The $1 million sculpture, Common Ground, is considered the largest public art project ever awarded by the State of New York and will be installed in the spring of 2004.

The exhibit is the first display of The Grass Family and will run through April 19 in the lobby gallery.

Jackie Bingham ’03 (Lunenburg, Mass.), a double major in art and economics & business, and Marisa Damiano ’04 (Easton, Pa.), an art major and French minor, have been working with Holup and Lew Minter, director of the media lab at the Williams Visual Arts Building, to create and produce the images using state-of-the-art computers and printers.

Bingham’s independent study with Minter also has included the launching of a marketing campaign to clean up downtown Easton (see related story).

“Collaborating with Lew and the students in the process of creating these digital images has been a wonderful opportunity,” says Holup. “I couldn’t have done it without them — it was a team effort to produce this exhibit.”

The collaboration in Lafayette’s studio art program has been recognized by national media, including The New York Times and Christian Science Monitor (see related story).

Holup’s drawings are being used by Johnson Atelier Technical Institute of Sculpture in Mercerville, N.J., to cut the granite panels for the expressway sculpture. Scanned images of the drawings have been used to create The Grass Family.

“The scanned images are printed using archival inks on canvas and stretched over old-fashioned stretcher bars.” says Holup. “Interestingly, the digital images look more real than the actual granite sculpture — there’s a dramatic illusion of three-dimensional depth.” The exhibit of digital images, at half-scale of the actual sculpture, is 75 feet long and eight feet high and consists of 164 panels.

The Grass Family exhibit also incorporates a selection of computer-generated renderings of the art wall site from URS Corporation, an engineering firm and consultant to the New York State Department of Transportation on the BQE project.

After the exhibit at Lafayette, Holup plans to display the digital images in several museums around the country. In the spring of 2004, the exhibit will most likely be installed at the Queens Museum, coinciding with the installation of the granite sculpture.

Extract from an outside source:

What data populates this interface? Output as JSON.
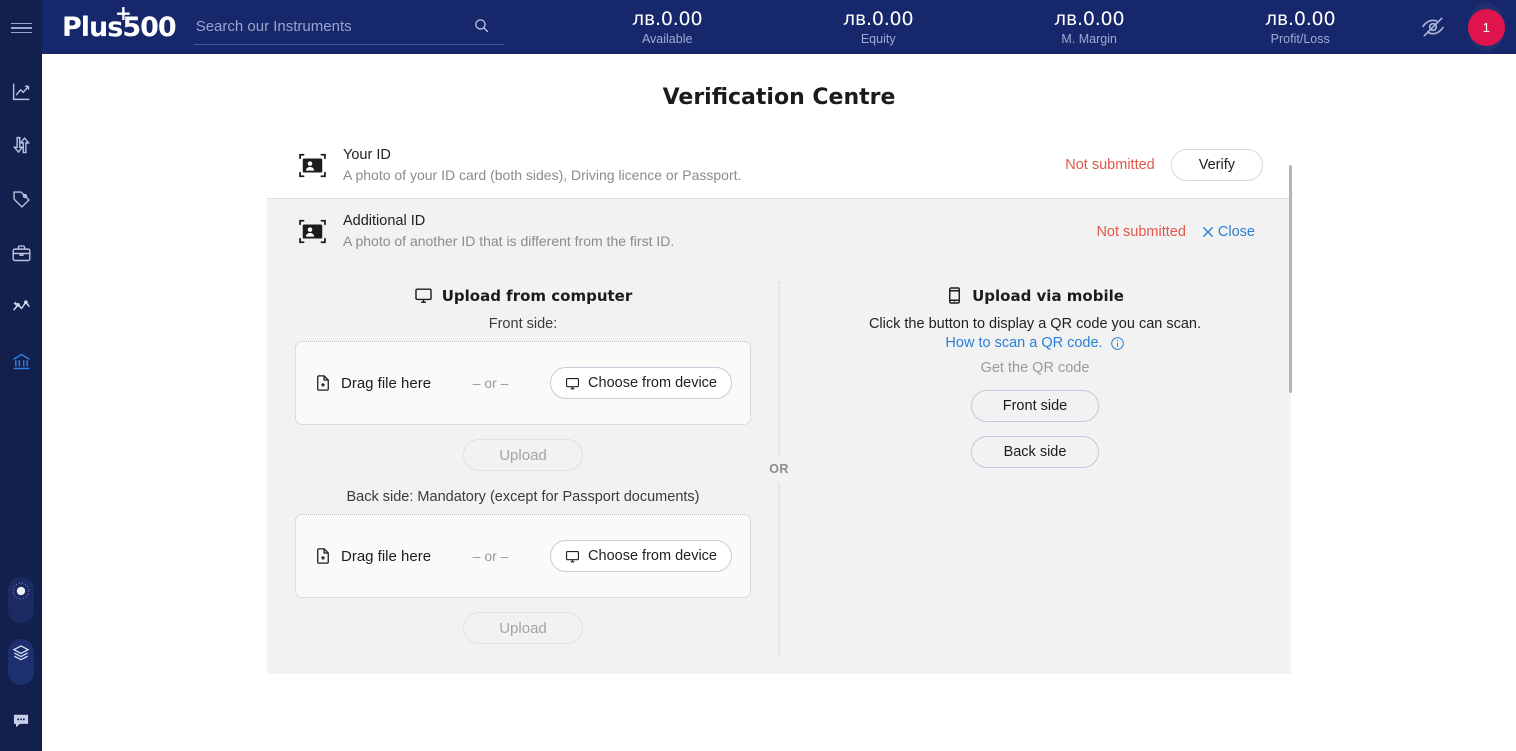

Holup learned of Lafayette’s artistic resources through friend and fellow New York artist Ron Janowich, who accompanied her for a tour of the facilities and introduced her to Ed Kerns, Eugene H. Clapp ’36 Professor of Art and director of the Williams Visual Arts Building. Janowich created digital images, interacted with students, and exhibited the art during a residency based in the building last fall (see related story).

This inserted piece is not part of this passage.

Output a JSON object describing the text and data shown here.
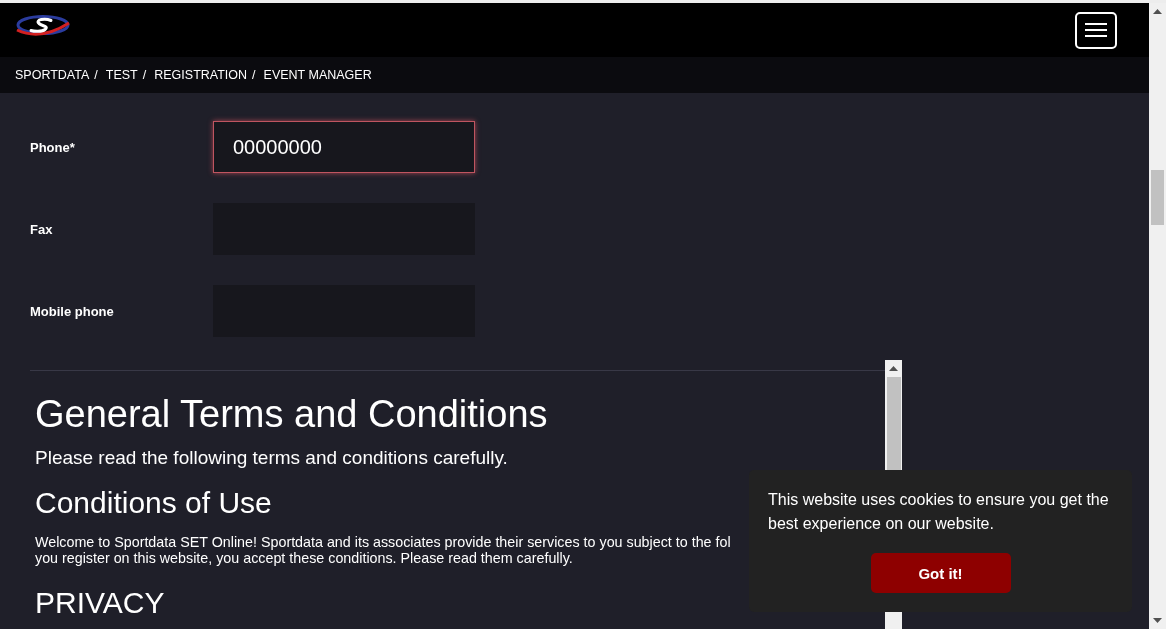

“The most successful things are being done when people interact with each other,” says Holup of her opportunity to work with Lafayette’s students and state-of-the-art equipment. “The technology is not replacing any traditional forms of making art, it’s just another tool for the artist.”

“Wopo’s one of the most amazing people I’ve ever met,” says Damiano. She adds that she has learned technical skills from Minter through the project, along with a close-up view of how a working artist plans a project and an exhibit. “It’s been a really great opportunity.”

“Wopo is great,” adds Bingham. “She’s very friendly and extremely interested in what we can do with the computers.”

Holup was chosen from a pool of 75 artists to create Common Ground by the New York State Department of Transportation. The sculpture, of carved granite with bronze bands, will be featured on two large walls, each 16 feet high and 150 feet long. It symbolizes the ethnic diversity of the area, showing a cross-section of a landscape, with depictions of indigenous Queens trees and, below them, grasses from countries around the world symbolizing the borough’s many immigrants. The bronze bands reveal other images of the natural world — the planetary system, bugs, roots, and even verses from Walt Whitman’s “Leaves of Grass.”

Categorized in: Academic News